Discovering when the best time to make some sacred time for ourselves is a journey in itself. Some of us find that we are more available in the mornings, before the daily activities pull us into active minds and bodies. Others find that it is more convenient and we are more available in the evenings after the busyness of the day. Finding this time is part of the exploration of discovering who we are--our preferences, our best times, our body's needs. A really important inquiry!
The following questions may help you discover this time:
- When am I most active in the day?
- When is my mind naturally the calmest?
- When is my household most quiet?
- When can I fit my practice into my schedule?
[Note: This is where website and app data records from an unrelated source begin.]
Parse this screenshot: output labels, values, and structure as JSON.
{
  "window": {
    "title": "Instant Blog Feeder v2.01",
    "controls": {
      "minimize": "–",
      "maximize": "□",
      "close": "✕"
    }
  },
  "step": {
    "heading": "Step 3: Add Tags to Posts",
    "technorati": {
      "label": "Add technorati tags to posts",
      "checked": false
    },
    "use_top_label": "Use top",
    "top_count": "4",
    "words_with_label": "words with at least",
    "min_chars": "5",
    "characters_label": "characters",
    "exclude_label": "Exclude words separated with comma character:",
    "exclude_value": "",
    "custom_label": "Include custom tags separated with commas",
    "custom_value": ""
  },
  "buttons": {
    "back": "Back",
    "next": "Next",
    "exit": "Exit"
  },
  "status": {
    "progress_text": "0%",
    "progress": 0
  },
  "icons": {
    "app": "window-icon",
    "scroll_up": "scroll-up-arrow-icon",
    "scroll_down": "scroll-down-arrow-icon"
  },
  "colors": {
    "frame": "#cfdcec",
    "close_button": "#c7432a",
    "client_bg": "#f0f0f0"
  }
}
For those of us with flexible schedules or schedules that are always changing, I've found that "backcasting" works the best. I allow myself 3 hours for my morning routine and travel time. So, if my first appointment is at 9:00am, I backcast from there and awake at 6:00am to begin my day. My routine includes a period of physical movement (yoga, qi gong, etc.) and sitting meditation, plus the usual cleansing, eating, dressing and preparing for the day. (I try to follow an Ayurvedic routine to keep my Vata dosha balanced.) So, regardless of what time I have to be somewhere, I allow myself this 3-hour window to touch in with the sacred.
Three hours?! Yes! My experience has shown that taking this time in the morning at an unhurried pace grounds me and sets the tone and my intention for the rest of my day. If I miss this period in the morning, I'm spending a lot of the day in a harried and scattered way. Not worth it!
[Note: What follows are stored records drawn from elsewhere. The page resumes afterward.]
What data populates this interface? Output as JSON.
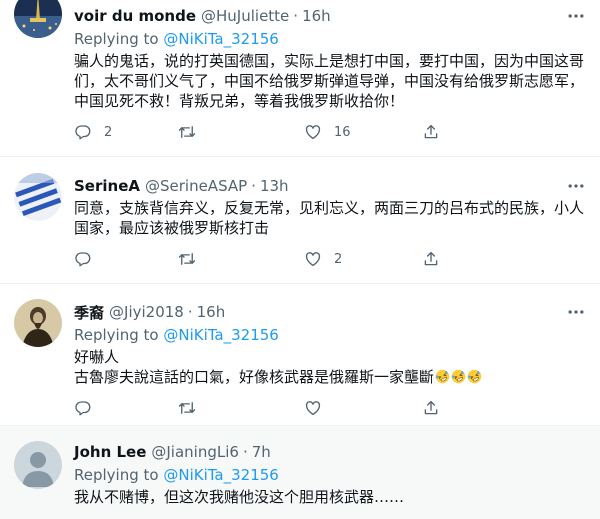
{
  "tweets": [
    {
      "name": "voir du monde",
      "handle": "@HuJuliette",
      "time": "16h",
      "replying_prefix": "Replying to ",
      "replying_handle": "@NiKiTa_32156",
      "text": "骗人的鬼话，说的打英国德国，实际上是想打中国，要打中国，因为中国这哥们，太不哥们义气了，中国不给俄罗斯弹道导弹，中国没有给俄罗斯志愿军，中国见死不救！背叛兄弟，等着我俄罗斯收拾你！",
      "replies": "2",
      "retweets": "",
      "likes": "16"
    },
    {
      "name": "SerineA",
      "handle": "@SerineASAP",
      "time": "13h",
      "text": "同意，支族背信弃义，反复无常，见利忘义，两面三刀的吕布式的民族，小人国家，最应该被俄罗斯核打击",
      "replies": "",
      "retweets": "",
      "likes": "2"
    },
    {
      "name": "季裔",
      "handle": "@Jiyi2018",
      "time": "16h",
      "replying_prefix": "Replying to ",
      "replying_handle": "@NiKiTa_32156",
      "text_line1": "好嚇人",
      "text_line2": "古魯廖夫說這話的口氣，好像核武器是俄羅斯一家壟斷",
      "emoji": "rolling-on-floor-laughing",
      "replies": "",
      "retweets": "",
      "likes": ""
    },
    {
      "name": "John Lee",
      "handle": "@JianingLi6",
      "time": "7h",
      "replying_prefix": "Replying to ",
      "replying_handle": "@NiKiTa_32156",
      "text": "我从不赌博，但这次我赌他没这个胆用核武器……"
    }
  ],
  "separator": "·",
  "colors": {
    "link": "#1d9bf0",
    "muted": "#536471",
    "highlight_bg": "#f7f9f9"
  }
}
The biggest challenge comes when I'm traveling and it isn't feasible for this routine to work. I can maybe go a few days out of routine before the effects are really disturbing and when they are, I find the time as soon as possible in my travel day to rest, pray and meditate--re-grounding when I'm flighty--sometimes literally.
I've also found that taking breaks midday, while challenging to remember and do, help settle and restore my clarity and intention. Sometimes it's a matter of taking 5 deep breaths, or stepping outside and resting in nature for a few moments.
The consistency in my practice does become more challenging the more varied my schedule is, but it is such an important part of my day--of my life--that I prioritize it and build it into my schedule. That is because it feels so good when doing it and it makes the rest of my day go so much better.
How about you? When is the best time in your day for your spiritual practice? How long does your practice take? What does it consist of?